→ Exercise objective
Exactly as they appear, reproduce the lines from the one holding "Give me the" through the last line of the material below.

→ Given records

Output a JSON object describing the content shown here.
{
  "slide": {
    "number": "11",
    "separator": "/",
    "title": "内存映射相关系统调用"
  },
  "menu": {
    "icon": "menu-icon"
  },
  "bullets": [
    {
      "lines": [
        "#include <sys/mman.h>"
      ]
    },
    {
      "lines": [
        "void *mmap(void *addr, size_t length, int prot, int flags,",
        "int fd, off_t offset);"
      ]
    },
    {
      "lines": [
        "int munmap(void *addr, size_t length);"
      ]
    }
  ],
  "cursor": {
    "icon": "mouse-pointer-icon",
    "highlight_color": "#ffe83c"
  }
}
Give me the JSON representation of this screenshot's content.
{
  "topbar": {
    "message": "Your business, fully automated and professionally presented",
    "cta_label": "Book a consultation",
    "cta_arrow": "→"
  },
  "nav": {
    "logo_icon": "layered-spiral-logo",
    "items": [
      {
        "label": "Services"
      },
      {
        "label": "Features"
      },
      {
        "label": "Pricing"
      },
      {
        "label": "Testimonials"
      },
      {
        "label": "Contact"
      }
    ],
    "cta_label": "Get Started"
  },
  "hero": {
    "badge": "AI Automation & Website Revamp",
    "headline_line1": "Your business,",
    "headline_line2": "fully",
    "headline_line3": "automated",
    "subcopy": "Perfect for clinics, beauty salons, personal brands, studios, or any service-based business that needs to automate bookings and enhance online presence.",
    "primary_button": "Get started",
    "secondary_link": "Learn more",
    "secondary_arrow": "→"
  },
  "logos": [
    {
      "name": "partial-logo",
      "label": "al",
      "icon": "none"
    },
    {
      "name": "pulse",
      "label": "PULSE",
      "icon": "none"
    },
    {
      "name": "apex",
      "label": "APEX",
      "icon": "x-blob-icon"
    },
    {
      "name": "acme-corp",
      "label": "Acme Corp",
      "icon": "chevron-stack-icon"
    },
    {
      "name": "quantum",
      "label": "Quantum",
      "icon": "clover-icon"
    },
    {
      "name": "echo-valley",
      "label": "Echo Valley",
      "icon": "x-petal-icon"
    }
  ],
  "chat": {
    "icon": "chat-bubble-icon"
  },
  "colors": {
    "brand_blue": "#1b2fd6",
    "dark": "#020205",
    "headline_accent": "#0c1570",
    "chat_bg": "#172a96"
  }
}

→ Reply
Give me the JSON representation of this screenshot's content.
{
  "topbar": {
    "message": "Your business, fully automated and professionally presented",
    "cta_label": "Book a consultation",
    "cta_arrow": "→"
  },
  "nav": {
    "logo_icon": "layered-spiral-logo",
    "items": [
      {
        "label": "Services"
      },
      {
        "label": "Features"
      },
      {
        "label": "Pricing"
      },
      {
        "label": "Testimonials"
      },
      {
        "label": "Contact"
      }
    ],
    "cta_label": "Get Started"
  },
  "hero": {
    "badge": "AI Automation & Website Revamp",
    "headline_line1": "Your business,",
    "headline_line2": "fully",
    "headline_line3": "automated",
    "subcopy": "Perfect for clinics, beauty salons, personal brands, studios, or any service-based business that needs to automate bookings and enhance online presence.",
    "primary_button": "Get started",
    "secondary_link": "Learn more",
    "secondary_arrow": "→"
  },
  "logos": [
    {
      "name": "partial-logo",
      "label": "al",
      "icon": "none"
    },
    {
      "name": "pulse",
      "label": "PULSE",
      "icon": "none"
    },
    {
      "name": "apex",
      "label": "APEX",
      "icon": "x-blob-icon"
    },
    {
      "name": "acme-corp",
      "label": "Acme Corp",
      "icon": "chevron-stack-icon"
    },
    {
      "name": "quantum",
      "label": "Quantum",
      "icon": "clover-icon"
    },
    {
      "name": "echo-valley",
      "label": "Echo Valley",
      "icon": "x-petal-icon"
    }
  ],
  "chat": {
    "icon": "chat-bubble-icon"
  },
  "colors": {
    "brand_blue": "#1b2fd6",
    "dark": "#020205",
    "headline_accent": "#0c1570",
    "chat_bg": "#172a96"
  }
}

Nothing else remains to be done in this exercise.